Newswise — Researchers at the University of Virginia Health System have made an exciting discovery: a combination of human-safe treatments reversed the course of Type 1 diabetes in mice. Using this model, the researchers found that a combined therapy of lisofylline (LSF) and exendin-4 (Ex-4) effectively reversed newly acquired Type 1 diabetes, also called autoimmune diabetes.
Dr. Jerry Nadler, chief of the UVa Division of Endocrinology and Metabolism, and colleagues theorized that simultaneously blocking a biological pathway that damages beta cells in the pancreas, while adding a growth-promoting stimulus for beta cells, might provide the critical ability to reverse Type 1 diabetes. "This finding is very exciting because it one day may provide an opportunity to restore insulin-producing cells in people with Type 1 diabetes without the need for toxic anti-rejection medications," Nadler said. Type 1 diabetes represents 5-10 percent of all diabetes cases diagnosed, and in the United States there may be 2 million people with Type 1 diabetes.
This treatment also helped the mice to return to and maintain normal, healthy levels of blood sugar. Even after treatment was stopped, blood sugar remained normal until the experiment was completed, as many as 145 days post-treatment. This is the first time that researchers have found a way to reverse diabetes by providing a combination treatment that also could help maintain normal levels of blood sugar in a mammalian model.
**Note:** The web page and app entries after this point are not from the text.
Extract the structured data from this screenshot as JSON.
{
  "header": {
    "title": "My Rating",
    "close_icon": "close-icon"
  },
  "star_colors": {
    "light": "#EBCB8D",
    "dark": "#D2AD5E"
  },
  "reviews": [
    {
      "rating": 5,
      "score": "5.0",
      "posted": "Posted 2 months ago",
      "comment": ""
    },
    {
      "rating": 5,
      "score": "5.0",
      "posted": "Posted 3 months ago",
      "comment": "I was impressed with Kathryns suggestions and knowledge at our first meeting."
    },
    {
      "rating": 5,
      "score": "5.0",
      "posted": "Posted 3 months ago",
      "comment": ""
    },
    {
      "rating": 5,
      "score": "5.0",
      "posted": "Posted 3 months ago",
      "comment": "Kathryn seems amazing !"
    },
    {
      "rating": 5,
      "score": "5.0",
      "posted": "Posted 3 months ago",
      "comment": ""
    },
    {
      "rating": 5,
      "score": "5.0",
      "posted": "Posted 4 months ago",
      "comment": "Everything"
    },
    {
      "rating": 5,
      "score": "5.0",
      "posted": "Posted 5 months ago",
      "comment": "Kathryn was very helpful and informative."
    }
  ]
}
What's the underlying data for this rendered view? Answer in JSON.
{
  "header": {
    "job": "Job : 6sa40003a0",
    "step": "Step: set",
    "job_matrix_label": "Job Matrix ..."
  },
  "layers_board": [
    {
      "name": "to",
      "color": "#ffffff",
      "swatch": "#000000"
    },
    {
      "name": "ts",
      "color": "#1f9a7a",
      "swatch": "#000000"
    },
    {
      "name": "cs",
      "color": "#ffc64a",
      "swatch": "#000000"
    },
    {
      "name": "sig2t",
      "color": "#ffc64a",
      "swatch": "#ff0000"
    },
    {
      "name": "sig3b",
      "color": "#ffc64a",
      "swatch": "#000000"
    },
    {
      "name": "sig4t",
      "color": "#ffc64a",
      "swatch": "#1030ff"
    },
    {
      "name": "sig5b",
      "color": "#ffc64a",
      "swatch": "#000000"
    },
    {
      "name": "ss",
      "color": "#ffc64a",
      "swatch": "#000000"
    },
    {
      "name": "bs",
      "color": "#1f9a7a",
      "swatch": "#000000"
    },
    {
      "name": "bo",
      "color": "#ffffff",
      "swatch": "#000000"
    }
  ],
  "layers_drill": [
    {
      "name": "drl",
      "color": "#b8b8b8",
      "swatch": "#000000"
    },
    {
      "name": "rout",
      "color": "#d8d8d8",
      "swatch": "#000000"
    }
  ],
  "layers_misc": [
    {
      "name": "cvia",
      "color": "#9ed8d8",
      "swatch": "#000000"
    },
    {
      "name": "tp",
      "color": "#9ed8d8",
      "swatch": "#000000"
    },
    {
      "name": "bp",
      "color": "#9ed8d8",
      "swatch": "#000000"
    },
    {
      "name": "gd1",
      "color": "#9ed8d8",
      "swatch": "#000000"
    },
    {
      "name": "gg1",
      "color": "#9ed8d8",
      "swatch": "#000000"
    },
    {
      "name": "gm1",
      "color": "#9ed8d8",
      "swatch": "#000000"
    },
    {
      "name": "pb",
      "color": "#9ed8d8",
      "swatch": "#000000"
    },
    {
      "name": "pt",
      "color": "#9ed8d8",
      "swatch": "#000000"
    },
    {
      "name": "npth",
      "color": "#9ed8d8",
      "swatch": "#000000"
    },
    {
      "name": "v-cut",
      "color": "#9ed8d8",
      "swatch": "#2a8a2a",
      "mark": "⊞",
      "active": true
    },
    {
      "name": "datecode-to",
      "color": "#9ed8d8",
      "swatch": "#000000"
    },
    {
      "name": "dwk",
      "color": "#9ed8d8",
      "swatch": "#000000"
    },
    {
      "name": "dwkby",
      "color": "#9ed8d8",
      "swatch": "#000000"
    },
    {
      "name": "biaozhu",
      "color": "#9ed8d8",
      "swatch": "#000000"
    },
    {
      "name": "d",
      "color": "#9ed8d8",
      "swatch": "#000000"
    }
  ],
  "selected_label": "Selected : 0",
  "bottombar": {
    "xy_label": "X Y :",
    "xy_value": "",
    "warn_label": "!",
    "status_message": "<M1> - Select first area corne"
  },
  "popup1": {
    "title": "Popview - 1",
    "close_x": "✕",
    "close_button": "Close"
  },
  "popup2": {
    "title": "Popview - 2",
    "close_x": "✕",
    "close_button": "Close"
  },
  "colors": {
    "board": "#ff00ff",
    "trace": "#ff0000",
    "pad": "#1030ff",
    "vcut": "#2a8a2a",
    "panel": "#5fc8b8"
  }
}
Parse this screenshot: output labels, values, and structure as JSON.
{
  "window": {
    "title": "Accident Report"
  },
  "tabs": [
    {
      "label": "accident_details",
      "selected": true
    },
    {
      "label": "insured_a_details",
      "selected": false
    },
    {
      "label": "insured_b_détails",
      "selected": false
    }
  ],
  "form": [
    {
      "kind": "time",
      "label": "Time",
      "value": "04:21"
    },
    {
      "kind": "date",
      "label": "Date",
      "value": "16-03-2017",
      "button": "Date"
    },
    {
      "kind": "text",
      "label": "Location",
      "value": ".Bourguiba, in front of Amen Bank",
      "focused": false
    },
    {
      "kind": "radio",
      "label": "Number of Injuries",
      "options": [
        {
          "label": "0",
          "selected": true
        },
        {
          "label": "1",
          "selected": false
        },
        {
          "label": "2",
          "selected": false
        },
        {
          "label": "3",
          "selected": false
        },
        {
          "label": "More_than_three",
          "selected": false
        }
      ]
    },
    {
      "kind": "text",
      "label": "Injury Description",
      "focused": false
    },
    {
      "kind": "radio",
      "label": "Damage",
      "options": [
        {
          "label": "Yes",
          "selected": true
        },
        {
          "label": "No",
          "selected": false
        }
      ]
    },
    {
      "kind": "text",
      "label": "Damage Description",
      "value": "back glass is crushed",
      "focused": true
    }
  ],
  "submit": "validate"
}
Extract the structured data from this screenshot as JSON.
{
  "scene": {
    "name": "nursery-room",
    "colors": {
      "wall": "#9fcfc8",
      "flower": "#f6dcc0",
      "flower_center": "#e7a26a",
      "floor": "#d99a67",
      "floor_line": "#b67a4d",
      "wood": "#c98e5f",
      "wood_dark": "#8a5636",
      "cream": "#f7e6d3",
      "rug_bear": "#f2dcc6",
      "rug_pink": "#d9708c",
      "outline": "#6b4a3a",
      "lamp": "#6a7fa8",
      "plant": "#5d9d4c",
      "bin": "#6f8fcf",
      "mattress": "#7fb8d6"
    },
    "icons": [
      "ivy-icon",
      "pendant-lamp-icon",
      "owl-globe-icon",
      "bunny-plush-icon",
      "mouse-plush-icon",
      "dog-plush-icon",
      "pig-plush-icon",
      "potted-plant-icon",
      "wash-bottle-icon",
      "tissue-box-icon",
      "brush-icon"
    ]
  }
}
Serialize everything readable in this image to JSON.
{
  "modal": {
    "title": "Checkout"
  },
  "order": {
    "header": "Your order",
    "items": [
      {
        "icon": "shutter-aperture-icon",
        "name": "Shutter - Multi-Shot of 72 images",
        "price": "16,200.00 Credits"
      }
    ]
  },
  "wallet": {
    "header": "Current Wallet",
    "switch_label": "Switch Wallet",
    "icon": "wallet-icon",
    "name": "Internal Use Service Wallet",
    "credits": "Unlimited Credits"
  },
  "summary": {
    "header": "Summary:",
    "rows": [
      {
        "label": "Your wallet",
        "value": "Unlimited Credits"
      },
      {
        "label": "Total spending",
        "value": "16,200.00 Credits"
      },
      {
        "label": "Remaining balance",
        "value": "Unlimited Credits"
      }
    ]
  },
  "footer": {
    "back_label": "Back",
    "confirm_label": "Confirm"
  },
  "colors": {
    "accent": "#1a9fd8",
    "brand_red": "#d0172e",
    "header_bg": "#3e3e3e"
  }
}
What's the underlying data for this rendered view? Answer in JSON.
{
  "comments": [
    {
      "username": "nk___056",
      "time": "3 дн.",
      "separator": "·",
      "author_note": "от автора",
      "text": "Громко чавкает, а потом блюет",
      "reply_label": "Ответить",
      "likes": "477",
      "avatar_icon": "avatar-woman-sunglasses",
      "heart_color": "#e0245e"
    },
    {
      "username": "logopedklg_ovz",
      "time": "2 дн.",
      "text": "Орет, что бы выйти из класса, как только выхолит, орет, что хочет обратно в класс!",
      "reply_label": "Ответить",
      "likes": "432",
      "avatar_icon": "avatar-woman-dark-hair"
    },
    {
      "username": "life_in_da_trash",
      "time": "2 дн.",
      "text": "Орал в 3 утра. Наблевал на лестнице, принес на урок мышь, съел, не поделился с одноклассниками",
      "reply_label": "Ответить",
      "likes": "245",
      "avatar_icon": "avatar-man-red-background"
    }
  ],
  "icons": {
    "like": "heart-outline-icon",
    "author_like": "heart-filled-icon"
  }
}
The research team used two treatments to reverse the course of diabetes in this model, according to their study, published online in Biochemical and Biophysical Research Communications. One treatment used in this study, lisofylline, suppresses certain immune cells that can destroy beta cells. Lisofylline also allows beta cells to keep producing insulin, as they normally would, even in the presence of destructive substances called cytokines that cause inflammation. In response to glucose stimulation, lisofylline helps the beta cells to enhance their insulin secretion. The second treatment was Exendin-4 (Ex-4), a potent substance that increases insulin secretion and helps the beta cells to grow.
The study looked at non-obese diabetic mice divided into four groups that received either LSF alone, Ex-4 alone, the combination of LSF and Ex-4 or normal saline solution (no treatment at all). Soon after being diagnosed with diabetes through blood testing, the mice received one of the study treatments. Only the group receiving both study treatments was able to keep blood sugar levels in a normal range as measured by glucose tolerance tests. Interestingly, the group of mice receiving only LSF was able to stabilize blood sugar levels, but did not reduce those levels to a healthy, normal range. Ex-4 alone did not lead to improvements in blood sugar in these already diabetic mice, and mice receiving saline solution steadily had higher blood sugar levels.
The researchers are excited about these promising findings that a blocker of immune cell damage used with a beta-cell growth factor can control autoimmunity and even help restore beta cell function. This treatment led to a long-lasting reduction of high blood sugar levels in mice with diabetes, even after treatment ended. "This treatment may someday benefit people with diabetes, because both LSF and Ex-4 have been tested in humans for other benefits and have been found to be safe," Nadler said.